We have been thinking a lot about the impacts of ethnicity on education in class by watching at Precious Knowledge; this week we are moving to think more about the concept of citizenship and belonging being impacted by ethnicity because of ascribed identity.  As this week will be the anniversary of 9/11, this Ascribed Identity Lesson Plan evolved from The Power of the Story: The Voice of Witness Teacher’s Guide to Oral History and our university students.  The goal is to build a sense of the impact that people’s presumptions about identity can have on other people’s sense of belonging and citizenship. Reading bell hooks’ belonging: a culture of place reminds me that the sense of belonging can be an entitlement; can citizens who don’t feel like they belong and aren’t treated like they belong experience the full expression of their rights?

The Identity Box worksheet was created to go along with this lesson. I used excerpts from Patriot Acts, a book in the Voices of Witness series because they tell stories that we don’t often hear about 9/11 that were collected using oral history.  We hope that students learn more about history as a living entity that has myriad perspectives from techniques like oral history.  As teens in New York, Adama’s story is about one 16-year old Muslim girl and Gurwinder’s Story is about a 19-year old Sikh boy.  Looking forward to comments from the class about how this lesson worked!  Let me know if you think there is anything that could be improved in the future.

Following up on Precious Knowledge

As always, Precious Knowledge, is a great film to watch with the class. This year, we are going to use the film to help set up the first research project for the students, as well as introduce some critical literacy skills.
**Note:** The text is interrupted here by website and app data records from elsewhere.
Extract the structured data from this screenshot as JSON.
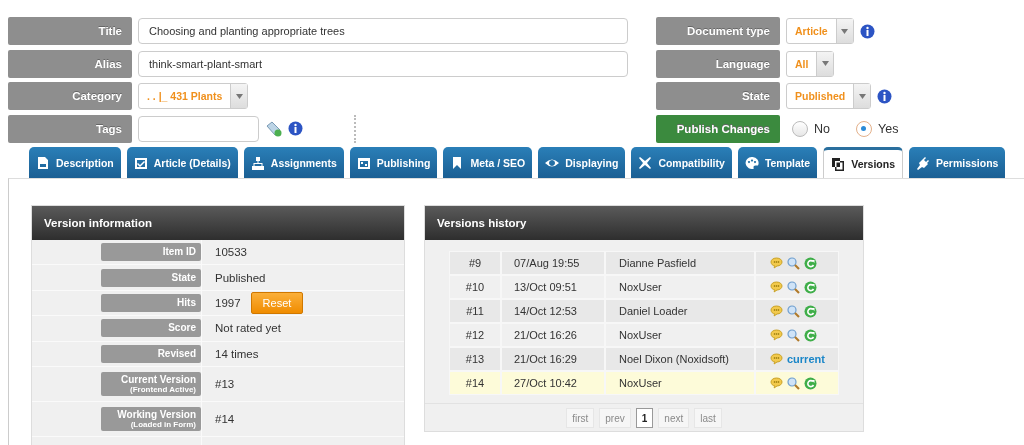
{
  "form_left": [
    {
      "label": "Title",
      "kind": "text",
      "value": "Choosing and planting appropriate trees"
    },
    {
      "label": "Alias",
      "kind": "text",
      "value": "think-smart-plant-smart"
    },
    {
      "label": "Category",
      "kind": "select",
      "value": ". . |_ 431 Plants"
    },
    {
      "label": "Tags",
      "kind": "tags"
    }
  ],
  "form_right": [
    {
      "label": "Document type",
      "kind": "select",
      "value": "Article",
      "info": true
    },
    {
      "label": "Language",
      "kind": "select",
      "value": "All",
      "info": false
    },
    {
      "label": "State",
      "kind": "select",
      "value": "Published",
      "info": true
    },
    {
      "label": "Publish Changes",
      "kind": "radio",
      "options": [
        {
          "label": "No",
          "selected": false
        },
        {
          "label": "Yes",
          "selected": true
        }
      ]
    }
  ],
  "tabs": [
    {
      "label": "Description",
      "selected": false
    },
    {
      "label": "Article (Details)",
      "selected": false
    },
    {
      "label": "Assignments",
      "selected": false
    },
    {
      "label": "Publishing",
      "selected": false
    },
    {
      "label": "Meta / SEO",
      "selected": false
    },
    {
      "label": "Displaying",
      "selected": false
    },
    {
      "label": "Compatibility",
      "selected": false
    },
    {
      "label": "Template",
      "selected": false
    },
    {
      "label": "Versions",
      "selected": true
    },
    {
      "label": "Permissions",
      "selected": false
    }
  ],
  "version_info": {
    "title": "Version information",
    "rows": [
      {
        "label": "Item ID",
        "value": "10533"
      },
      {
        "label": "State",
        "value": "Published"
      },
      {
        "label": "Hits",
        "value": "1997",
        "button": "Reset"
      },
      {
        "label": "Score",
        "value": "Not rated yet"
      },
      {
        "label": "Revised",
        "value": "14 times"
      },
      {
        "label": "Current Version",
        "sublabel": "(Frontend Active)",
        "value": "#13"
      },
      {
        "label": "Working Version",
        "sublabel": "(Loaded in Form)",
        "value": "#14"
      }
    ]
  },
  "versions_history": {
    "title": "Versions history",
    "rows": [
      {
        "number": "#9",
        "date": "07/Aug 19:55",
        "author": "Dianne Pasfield",
        "kind": "icons",
        "selected": false
      },
      {
        "number": "#10",
        "date": "13/Oct 09:51",
        "author": "NoxUser",
        "kind": "icons",
        "selected": false
      },
      {
        "number": "#11",
        "date": "14/Oct 12:53",
        "author": "Daniel Loader",
        "kind": "icons",
        "selected": false
      },
      {
        "number": "#12",
        "date": "21/Oct 16:26",
        "author": "NoxUser",
        "kind": "icons",
        "selected": false
      },
      {
        "number": "#13",
        "date": "21/Oct 16:29",
        "author": "Noel Dixon (Noxidsoft)",
        "kind": "current",
        "current": "current",
        "selected": false
      },
      {
        "number": "#14",
        "date": "27/Oct 10:42",
        "author": "NoxUser",
        "kind": "icons",
        "selected": true
      }
    ],
    "pagination": [
      {
        "label": "first",
        "disabled": true,
        "selected": false
      },
      {
        "label": "prev",
        "disabled": true,
        "selected": false
      },
      {
        "label": "1",
        "disabled": false,
        "selected": true
      },
      {
        "label": "next",
        "disabled": true,
        "selected": false
      },
      {
        "label": "last",
        "disabled": true,
        "selected": false
      }
    ]
  }
}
Over the summer, The Atlantic, released an article on the impact the struggles of Tucson United School District had on ethnic studies programs across the nation. Students read the article in small groups and used this form to begin to analyze the article. We really want to model the act of critical literacy so that ALL students are able to recognize their ability to critique information.

After this activity, the students will be getting into small groups to launch their first group webquest mini-research project.  The students will go to this site to learn more about some of the issues in Precious Knowledge. Then they will form groups and fill out this worksheet together before deciding which issue they would like to do further research on.

Once they select which issue they want to focus on from the list of options on PBS’s website, they will be able to think through and create a a research topic and question ready.They will then use this Mini Research Plan Project rubric to create projects. This rubric is intentionally broad, we are interested in seeing what our talented and creative students come up with!